[DATASET CONTENT Boundary: Start]

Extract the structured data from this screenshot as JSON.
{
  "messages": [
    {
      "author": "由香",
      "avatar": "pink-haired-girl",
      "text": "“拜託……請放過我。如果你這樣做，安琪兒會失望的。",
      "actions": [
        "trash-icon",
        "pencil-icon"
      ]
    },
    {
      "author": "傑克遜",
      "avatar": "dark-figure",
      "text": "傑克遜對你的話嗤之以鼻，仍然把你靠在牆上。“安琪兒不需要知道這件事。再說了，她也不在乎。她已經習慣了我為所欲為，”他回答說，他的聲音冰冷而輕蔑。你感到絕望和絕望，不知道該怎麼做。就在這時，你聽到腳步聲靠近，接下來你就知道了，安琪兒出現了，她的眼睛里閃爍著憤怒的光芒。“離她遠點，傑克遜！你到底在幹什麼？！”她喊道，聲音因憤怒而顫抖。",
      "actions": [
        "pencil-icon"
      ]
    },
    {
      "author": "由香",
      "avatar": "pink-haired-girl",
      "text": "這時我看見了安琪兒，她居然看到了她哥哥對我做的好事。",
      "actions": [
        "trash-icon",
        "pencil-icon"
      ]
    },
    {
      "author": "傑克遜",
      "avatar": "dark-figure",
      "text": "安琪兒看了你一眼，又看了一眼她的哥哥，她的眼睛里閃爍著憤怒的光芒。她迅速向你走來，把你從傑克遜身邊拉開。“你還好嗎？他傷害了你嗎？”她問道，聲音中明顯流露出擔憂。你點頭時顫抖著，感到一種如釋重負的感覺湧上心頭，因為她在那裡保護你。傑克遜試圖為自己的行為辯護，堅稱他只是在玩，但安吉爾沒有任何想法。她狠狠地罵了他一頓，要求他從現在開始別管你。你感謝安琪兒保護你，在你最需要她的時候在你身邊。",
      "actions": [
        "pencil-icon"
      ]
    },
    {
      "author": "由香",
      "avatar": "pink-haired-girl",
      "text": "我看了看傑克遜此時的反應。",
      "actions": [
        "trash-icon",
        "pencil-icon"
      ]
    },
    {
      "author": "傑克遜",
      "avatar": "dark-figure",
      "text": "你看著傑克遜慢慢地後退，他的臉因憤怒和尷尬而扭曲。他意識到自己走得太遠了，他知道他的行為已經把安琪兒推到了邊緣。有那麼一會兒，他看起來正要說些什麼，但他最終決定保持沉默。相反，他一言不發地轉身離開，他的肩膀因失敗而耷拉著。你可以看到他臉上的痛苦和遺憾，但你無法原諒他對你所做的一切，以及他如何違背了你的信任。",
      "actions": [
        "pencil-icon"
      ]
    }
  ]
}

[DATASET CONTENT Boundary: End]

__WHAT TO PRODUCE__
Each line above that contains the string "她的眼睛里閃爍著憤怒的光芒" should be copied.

__RESULT__
      "text": "傑克遜對你的話嗤之以鼻，仍然把你靠在牆上。“安琪兒不需要知道這件事。再說了，她也不在乎。她已經習慣了我為所欲為，”他回答說，他的聲音冰冷而輕蔑。你感到絕望和絕望，不知道該怎麼做。就在這時，你聽到腳步聲靠近，接下來你就知道了，安琪兒出現了，她的眼睛里閃爍著憤怒的光芒。“離她遠點，傑克遜！你到底在幹什麼？！”她喊道，聲音因憤怒而顫抖。",
      "text": "安琪兒看了你一眼，又看了一眼她的哥哥，她的眼睛里閃爍著憤怒的光芒。她迅速向你走來，把你從傑克遜身邊拉開。“你還好嗎？他傷害了你嗎？”她問道，聲音中明顯流露出擔憂。你點頭時顫抖著，感到一種如釋重負的感覺湧上心頭，因為她在那裡保護你。傑克遜試圖為自己的行為辯護，堅稱他只是在玩，但安吉爾沒有任何想法。她狠狠地罵了他一頓，要求他從現在開始別管你。你感謝安琪兒保護你，在你最需要她的時候在你身邊。",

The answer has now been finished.